## PROBLEM TO SOLVE
Retype the entries in full, exactly.

## SOURCE INFORMATION
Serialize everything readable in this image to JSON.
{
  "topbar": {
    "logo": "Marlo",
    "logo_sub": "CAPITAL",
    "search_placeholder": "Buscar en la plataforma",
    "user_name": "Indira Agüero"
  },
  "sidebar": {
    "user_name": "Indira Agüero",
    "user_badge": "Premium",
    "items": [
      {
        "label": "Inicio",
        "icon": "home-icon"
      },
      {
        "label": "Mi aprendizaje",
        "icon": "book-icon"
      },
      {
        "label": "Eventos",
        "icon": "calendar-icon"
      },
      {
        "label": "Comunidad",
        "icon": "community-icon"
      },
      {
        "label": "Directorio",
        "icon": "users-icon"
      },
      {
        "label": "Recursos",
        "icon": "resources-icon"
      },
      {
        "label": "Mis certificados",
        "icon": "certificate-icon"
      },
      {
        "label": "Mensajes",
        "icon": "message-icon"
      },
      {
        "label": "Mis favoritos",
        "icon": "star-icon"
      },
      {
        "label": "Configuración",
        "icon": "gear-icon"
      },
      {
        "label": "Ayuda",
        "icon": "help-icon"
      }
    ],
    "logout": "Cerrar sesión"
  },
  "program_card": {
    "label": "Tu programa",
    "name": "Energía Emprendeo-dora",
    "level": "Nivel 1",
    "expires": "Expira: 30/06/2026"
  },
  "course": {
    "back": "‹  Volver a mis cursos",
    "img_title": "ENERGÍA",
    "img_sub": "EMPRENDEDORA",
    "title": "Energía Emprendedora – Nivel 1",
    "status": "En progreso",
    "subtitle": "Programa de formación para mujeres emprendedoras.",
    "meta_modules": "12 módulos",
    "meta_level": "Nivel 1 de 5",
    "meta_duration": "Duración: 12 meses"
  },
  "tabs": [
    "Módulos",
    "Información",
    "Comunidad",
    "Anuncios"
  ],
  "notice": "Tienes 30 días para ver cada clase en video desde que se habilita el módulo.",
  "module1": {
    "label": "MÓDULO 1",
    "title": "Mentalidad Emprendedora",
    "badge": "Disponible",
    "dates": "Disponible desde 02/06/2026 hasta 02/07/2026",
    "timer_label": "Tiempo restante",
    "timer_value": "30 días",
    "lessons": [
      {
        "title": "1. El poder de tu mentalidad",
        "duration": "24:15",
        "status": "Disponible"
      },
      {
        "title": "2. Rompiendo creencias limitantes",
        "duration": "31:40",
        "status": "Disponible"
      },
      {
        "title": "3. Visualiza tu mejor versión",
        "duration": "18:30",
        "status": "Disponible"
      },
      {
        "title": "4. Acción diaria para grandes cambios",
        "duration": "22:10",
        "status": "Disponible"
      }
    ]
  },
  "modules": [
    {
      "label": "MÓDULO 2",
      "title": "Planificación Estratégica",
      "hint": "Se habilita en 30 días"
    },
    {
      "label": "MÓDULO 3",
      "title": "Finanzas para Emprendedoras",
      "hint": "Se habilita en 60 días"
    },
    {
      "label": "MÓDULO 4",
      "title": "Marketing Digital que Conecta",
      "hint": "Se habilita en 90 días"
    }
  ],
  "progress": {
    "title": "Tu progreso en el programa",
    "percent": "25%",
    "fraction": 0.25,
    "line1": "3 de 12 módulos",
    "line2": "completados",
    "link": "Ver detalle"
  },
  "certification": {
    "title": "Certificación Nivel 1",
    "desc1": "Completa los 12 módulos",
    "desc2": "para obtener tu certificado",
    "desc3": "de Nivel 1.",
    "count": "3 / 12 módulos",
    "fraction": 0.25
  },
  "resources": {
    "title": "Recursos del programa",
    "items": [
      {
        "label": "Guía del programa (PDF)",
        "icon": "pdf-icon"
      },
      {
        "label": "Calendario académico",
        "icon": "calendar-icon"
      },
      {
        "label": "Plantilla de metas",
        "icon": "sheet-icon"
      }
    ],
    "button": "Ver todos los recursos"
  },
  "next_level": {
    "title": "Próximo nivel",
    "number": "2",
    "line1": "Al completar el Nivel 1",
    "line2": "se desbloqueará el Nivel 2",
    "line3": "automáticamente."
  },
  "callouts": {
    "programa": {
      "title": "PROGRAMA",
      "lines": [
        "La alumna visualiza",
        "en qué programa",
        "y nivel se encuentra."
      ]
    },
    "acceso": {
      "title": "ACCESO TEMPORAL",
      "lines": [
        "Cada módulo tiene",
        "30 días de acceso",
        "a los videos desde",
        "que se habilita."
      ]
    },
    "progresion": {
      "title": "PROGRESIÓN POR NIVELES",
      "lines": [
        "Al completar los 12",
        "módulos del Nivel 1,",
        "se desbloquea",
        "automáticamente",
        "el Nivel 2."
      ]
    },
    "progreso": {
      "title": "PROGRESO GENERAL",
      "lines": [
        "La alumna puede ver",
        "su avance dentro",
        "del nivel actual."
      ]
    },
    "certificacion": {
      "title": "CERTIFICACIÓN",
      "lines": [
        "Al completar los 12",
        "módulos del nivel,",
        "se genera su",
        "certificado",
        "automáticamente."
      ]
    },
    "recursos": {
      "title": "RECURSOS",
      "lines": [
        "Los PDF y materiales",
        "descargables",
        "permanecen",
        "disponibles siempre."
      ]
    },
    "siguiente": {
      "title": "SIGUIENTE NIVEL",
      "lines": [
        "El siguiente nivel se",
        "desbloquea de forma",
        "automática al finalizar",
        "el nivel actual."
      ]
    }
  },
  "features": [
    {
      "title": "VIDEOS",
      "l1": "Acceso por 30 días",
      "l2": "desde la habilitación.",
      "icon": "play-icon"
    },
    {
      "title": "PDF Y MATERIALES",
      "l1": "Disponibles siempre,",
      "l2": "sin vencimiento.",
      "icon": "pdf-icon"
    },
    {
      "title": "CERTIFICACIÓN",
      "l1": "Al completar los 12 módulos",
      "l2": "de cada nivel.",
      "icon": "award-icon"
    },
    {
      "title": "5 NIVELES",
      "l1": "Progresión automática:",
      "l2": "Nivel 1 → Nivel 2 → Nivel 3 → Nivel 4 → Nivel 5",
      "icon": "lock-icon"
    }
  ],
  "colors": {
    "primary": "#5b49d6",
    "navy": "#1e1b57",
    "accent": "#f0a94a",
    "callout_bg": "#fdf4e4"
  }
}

## PROBLEM SOLUTION
Serialize everything readable in this image to JSON.
{
  "topbar": {
    "logo": "Marlo",
    "logo_sub": "CAPITAL",
    "search_placeholder": "Buscar en la plataforma",
    "user_name": "Indira Agüero"
  },
  "sidebar": {
    "user_name": "Indira Agüero",
    "user_badge": "Premium",
    "items": [
      {
        "label": "Inicio",
        "icon": "home-icon"
      },
      {
        "label": "Mi aprendizaje",
        "icon": "book-icon"
      },
      {
        "label": "Eventos",
        "icon": "calendar-icon"
      },
      {
        "label": "Comunidad",
        "icon": "community-icon"
      },
      {
        "label": "Directorio",
        "icon": "users-icon"
      },
      {
        "label": "Recursos",
        "icon": "resources-icon"
      },
      {
        "label": "Mis certificados",
        "icon": "certificate-icon"
      },
      {
        "label": "Mensajes",
        "icon": "message-icon"
      },
      {
        "label": "Mis favoritos",
        "icon": "star-icon"
      },
      {
        "label": "Configuración",
        "icon": "gear-icon"
      },
      {
        "label": "Ayuda",
        "icon": "help-icon"
      }
    ],
    "logout": "Cerrar sesión"
  },
  "program_card": {
    "label": "Tu programa",
    "name": "Energía Emprendeo-dora",
    "level": "Nivel 1",
    "expires": "Expira: 30/06/2026"
  },
  "course": {
    "back": "‹  Volver a mis cursos",
    "img_title": "ENERGÍA",
    "img_sub": "EMPRENDEDORA",
    "title": "Energía Emprendedora – Nivel 1",
    "status": "En progreso",
    "subtitle": "Programa de formación para mujeres emprendedoras.",
    "meta_modules": "12 módulos",
    "meta_level": "Nivel 1 de 5",
    "meta_duration": "Duración: 12 meses"
  },
  "tabs": [
    "Módulos",
    "Información",
    "Comunidad",
    "Anuncios"
  ],
  "notice": "Tienes 30 días para ver cada clase en video desde que se habilita el módulo.",
  "module1": {
    "label": "MÓDULO 1",
    "title": "Mentalidad Emprendedora",
    "badge": "Disponible",
    "dates": "Disponible desde 02/06/2026 hasta 02/07/2026",
    "timer_label": "Tiempo restante",
    "timer_value": "30 días",
    "lessons": [
      {
        "title": "1. El poder de tu mentalidad",
        "duration": "24:15",
        "status": "Disponible"
      },
      {
        "title": "2. Rompiendo creencias limitantes",
        "duration": "31:40",
        "status": "Disponible"
      },
      {
        "title": "3. Visualiza tu mejor versión",
        "duration": "18:30",
        "status": "Disponible"
      },
      {
        "title": "4. Acción diaria para grandes cambios",
        "duration": "22:10",
        "status": "Disponible"
      }
    ]
  },
  "modules": [
    {
      "label": "MÓDULO 2",
      "title": "Planificación Estratégica",
      "hint": "Se habilita en 30 días"
    },
    {
      "label": "MÓDULO 3",
      "title": "Finanzas para Emprendedoras",
      "hint": "Se habilita en 60 días"
    },
    {
      "label": "MÓDULO 4",
      "title": "Marketing Digital que Conecta",
      "hint": "Se habilita en 90 días"
    }
  ],
  "progress": {
    "title": "Tu progreso en el programa",
    "percent": "25%",
    "fraction": 0.25,
    "line1": "3 de 12 módulos",
    "line2": "completados",
    "link": "Ver detalle"
  },
  "certification": {
    "title": "Certificación Nivel 1",
    "desc1": "Completa los 12 módulos",
    "desc2": "para obtener tu certificado",
    "desc3": "de Nivel 1.",
    "count": "3 / 12 módulos",
    "fraction": 0.25
  },
  "resources": {
    "title": "Recursos del programa",
    "items": [
      {
        "label": "Guía del programa (PDF)",
        "icon": "pdf-icon"
      },
      {
        "label": "Calendario académico",
        "icon": "calendar-icon"
      },
      {
        "label": "Plantilla de metas",
        "icon": "sheet-icon"
      }
    ],
    "button": "Ver todos los recursos"
  },
  "next_level": {
    "title": "Próximo nivel",
    "number": "2",
    "line1": "Al completar el Nivel 1",
    "line2": "se desbloqueará el Nivel 2",
    "line3": "automáticamente."
  },
  "callouts": {
    "programa": {
      "title": "PROGRAMA",
      "lines": [
        "La alumna visualiza",
        "en qué programa",
        "y nivel se encuentra."
      ]
    },
    "acceso": {
      "title": "ACCESO TEMPORAL",
      "lines": [
        "Cada módulo tiene",
        "30 días de acceso",
        "a los videos desde",
        "que se habilita."
      ]
    },
    "progresion": {
      "title": "PROGRESIÓN POR NIVELES",
      "lines": [
        "Al completar los 12",
        "módulos del Nivel 1,",
        "se desbloquea",
        "automáticamente",
        "el Nivel 2."
      ]
    },
    "progreso": {
      "title": "PROGRESO GENERAL",
      "lines": [
        "La alumna puede ver",
        "su avance dentro",
        "del nivel actual."
      ]
    },
    "certificacion": {
      "title": "CERTIFICACIÓN",
      "lines": [
        "Al completar los 12",
        "módulos del nivel,",
        "se genera su",
        "certificado",
        "automáticamente."
      ]
    },
    "recursos": {
      "title": "RECURSOS",
      "lines": [
        "Los PDF y materiales",
        "descargables",
        "permanecen",
        "disponibles siempre."
      ]
    },
    "siguiente": {
      "title": "SIGUIENTE NIVEL",
      "lines": [
        "El siguiente nivel se",
        "desbloquea de forma",
        "automática al finalizar",
        "el nivel actual."
      ]
    }
  },
  "features": [
    {
      "title": "VIDEOS",
      "l1": "Acceso por 30 días",
      "l2": "desde la habilitación.",
      "icon": "play-icon"
    },
    {
      "title": "PDF Y MATERIALES",
      "l1": "Disponibles siempre,",
      "l2": "sin vencimiento.",
      "icon": "pdf-icon"
    },
    {
      "title": "CERTIFICACIÓN",
      "l1": "Al completar los 12 módulos",
      "l2": "de cada nivel.",
      "icon": "award-icon"
    },
    {
      "title": "5 NIVELES",
      "l1": "Progresión automática:",
      "l2": "Nivel 1 → Nivel 2 → Nivel 3 → Nivel 4 → Nivel 5",
      "icon": "lock-icon"
    }
  ],
  "colors": {
    "primary": "#5b49d6",
    "navy": "#1e1b57",
    "accent": "#f0a94a",
    "callout_bg": "#fdf4e4"
  }
}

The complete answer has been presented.